Young is a graduate of Swarthmore College and received her law degree from Georgetown University School of Law. She is a member of the State Bar of Georgia. She is married to attorney and art consultant Jerry Thomas. Her daughter Taylor Stanley is a policy advocate in Washington, D.C.
Born in Albany, Georgia, Preston King earned a Bachelor of Arts (Phi Beta Kappa) from Fisk University, a Master of Science (Mark of Distinction), and a Doctor of Philosophy from the London School of Economics (University of London). He lived abroad for nearly forty years and was also educated at the Universities of Vienna, Strasbourg, and Paris.
A distinguished professor of political science and philosophy, Dr. King concurrently holds visiting appointments at Morehouse and the University of East Anglia in the United Kingdom. He is a professor emeritus at Lancaster University. In 2007, he served as a distinguished visiting professor of political science at Fisk University (2006) and at Macquarie University in Sydney, Australia (2007). Dr. King held chairs at the University of Nairobi (1972-76), the University of New South Wales (1976-86) in Sydney, Australia, and at Lancaster University (1986-2001) in the Lake District, United Kingdom. In addition, he has held visiting professorships at McGill University in Montreal, Australian National University in Canberra, The London School of Economics, l’Institut des Relations Internationales in Yaoundé, Cameroon, University of the South Pacific, Suva, Fiji, and Emory University, Atlanta and the Auckland University, New Zealand.
A distinguished scholar and researcher, Dr. King is Chair of the Political Philosophy Research Committee of the International Political Science Association and founder and co-editor of the Critical Review of International Social and Political Philosophy.
A prolific writer, he has authored many books, including “Fear of Power,” “The Ideology of Order,” “An African Winter,” “Toleration,” “Federalism and Federation,” and “Thinking Past a Problem.” He has also edited such books as “The History of Ideas,” “The Challenge to Friendship in Modernity,” “Trust in Reason,” “Black Leaders and Ideologies in the South,” and “Friendship in Politics.”
Professor King’s oeuvre revolves around the theorization of politics, institutionally, logically, and normatively. Out of this has emerged exploration of the increasingly ubiquitous notion of friendship, both in the ancient world and in modern politics and society. King theorizes that liberty is increasingly running into the sands of alienation, anomie, and escalating social tension. He believes ideals of freedom (especially as non-oppression) and entrepreneurialism (as sustained, local, and individual innovation) are indispensable. But he argues that there is no need to shift the post-modern paradigm more energetically in the direction of a friendship society grounded in open discussion, extensive social tolerance, avoidance of dogma, social and environmental care, and more bottom-up (or less top-down) modes of organization generally. Examples of these paradigms are buddy-pairing in schools, extensive one-on-one mentoring for teens, more cooperative enterprises in banking and finance, far more worker representation in service and industry, and a diminished unilateralism in international affairs.
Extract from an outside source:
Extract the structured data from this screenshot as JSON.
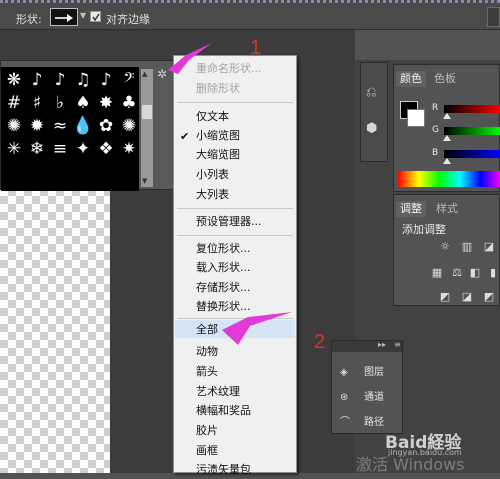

Dr. King is currently working on several projects dealing with violence and nonviolence. King recently published a review of Nussbaum’s On Anger; he has also co-authored, with Kipton Jensen, an essay on the “Beloved Community in Martin Luther King, Howard Thurman, and Josiah Royce.” Presently, Dr. King is a scholar-in-residence with the Leadership Center at Morehouse College. King is a founding member of SOPHIA, which is a colloquium consortium in Atlanta.